Tutwiler Source: State Department Spokesman Margaret Tutwiler Description: Washington, DC Date: Mar, 4 19923/4/92 Category: Speeches, Testimony, Statements Region: Subsaharan Africa Country: Chad Subject: Democratization, Human Rights [TEXT] The US Government supports the program of democratization and economic and military reform undertaken by the Government of Chad. During the past year, the Government of Chad has permitted press freedom and the formation of political parties. It is now in the process of organizing a national conference to take place in May. We are, however, concerned about the reports of rising violence in N'Djamena and the involvement of security forces in attacks on private citizens. Of particular concern are the murder of human rights activist Joseph Behidi on February 16 and reports of the use of excessive force by government troops following the violent incidents at the Chagoua Bridge in N'Djamena on February 21. Our Ambassador in N'Djamena has expressed our concerns to the highest levels of the Government of Chad. He has also advised the Government of Chad of the continuing interest and concern within the international community regarding the human rights situation in Chad. We urge the Government of Chad to conduct a full and impartial investigation of the murder of Joseph Behidi and to bring the perpetrators to justice. We urge the Chadian people to resolve their differences through peaceful dialogue and legitimate political means. (###)
Dispatch, Vol 3, No 10, March 9, 1992 Title:

Correction

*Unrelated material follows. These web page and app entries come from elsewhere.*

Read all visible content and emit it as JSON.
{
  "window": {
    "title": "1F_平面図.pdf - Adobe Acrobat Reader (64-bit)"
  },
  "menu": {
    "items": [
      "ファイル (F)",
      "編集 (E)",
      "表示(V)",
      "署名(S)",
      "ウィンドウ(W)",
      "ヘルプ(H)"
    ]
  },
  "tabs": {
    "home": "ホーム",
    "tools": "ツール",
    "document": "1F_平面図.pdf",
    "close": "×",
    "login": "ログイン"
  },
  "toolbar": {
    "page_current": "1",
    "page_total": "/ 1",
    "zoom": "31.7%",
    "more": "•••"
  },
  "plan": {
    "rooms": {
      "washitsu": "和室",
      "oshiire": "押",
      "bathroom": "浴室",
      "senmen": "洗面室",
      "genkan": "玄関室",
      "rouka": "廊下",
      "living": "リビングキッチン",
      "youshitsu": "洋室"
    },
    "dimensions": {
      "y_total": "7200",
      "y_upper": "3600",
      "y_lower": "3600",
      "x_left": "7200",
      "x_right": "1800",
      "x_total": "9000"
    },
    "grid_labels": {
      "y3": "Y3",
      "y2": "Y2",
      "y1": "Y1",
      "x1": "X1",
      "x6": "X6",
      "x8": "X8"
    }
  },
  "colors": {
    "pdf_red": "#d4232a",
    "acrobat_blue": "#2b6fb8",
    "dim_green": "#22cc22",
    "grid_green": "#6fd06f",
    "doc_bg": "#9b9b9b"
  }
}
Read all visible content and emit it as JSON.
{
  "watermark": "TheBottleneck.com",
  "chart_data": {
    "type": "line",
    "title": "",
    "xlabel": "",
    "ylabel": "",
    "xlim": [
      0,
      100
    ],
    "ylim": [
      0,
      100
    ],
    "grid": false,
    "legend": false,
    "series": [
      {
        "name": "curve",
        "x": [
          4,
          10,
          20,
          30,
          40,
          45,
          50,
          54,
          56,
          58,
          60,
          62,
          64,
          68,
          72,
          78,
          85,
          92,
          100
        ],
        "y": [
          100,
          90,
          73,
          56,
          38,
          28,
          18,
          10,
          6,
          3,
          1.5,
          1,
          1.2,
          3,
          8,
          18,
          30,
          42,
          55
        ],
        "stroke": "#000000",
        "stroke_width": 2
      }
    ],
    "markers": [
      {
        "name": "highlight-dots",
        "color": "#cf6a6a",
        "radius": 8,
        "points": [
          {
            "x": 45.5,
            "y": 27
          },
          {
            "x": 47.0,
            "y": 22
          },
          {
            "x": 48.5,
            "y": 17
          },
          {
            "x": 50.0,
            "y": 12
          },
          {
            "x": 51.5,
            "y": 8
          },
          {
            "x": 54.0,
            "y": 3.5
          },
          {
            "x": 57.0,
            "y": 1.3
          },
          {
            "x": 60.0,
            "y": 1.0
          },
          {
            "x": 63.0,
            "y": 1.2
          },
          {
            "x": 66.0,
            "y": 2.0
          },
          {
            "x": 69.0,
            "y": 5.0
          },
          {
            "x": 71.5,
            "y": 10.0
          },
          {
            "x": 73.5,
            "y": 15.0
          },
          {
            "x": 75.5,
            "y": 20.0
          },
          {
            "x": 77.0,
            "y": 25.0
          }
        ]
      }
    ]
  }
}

PA Source: Office of Public Communication, Bureau of Public Affairs Date: Mar, 16 19923/16/92 Category: Speeches, Testimony, Statements Subject: State Department [TEXT] Correction In Dispatch, Vol. 3, No. 10, page 190, the attribution sentence following the title should read, "Statement before the House Appropriations Subcommittee on Commerce, Justice, State, Judiciary, and Related Agencies, Washington, DC, March 3, 1992." (###)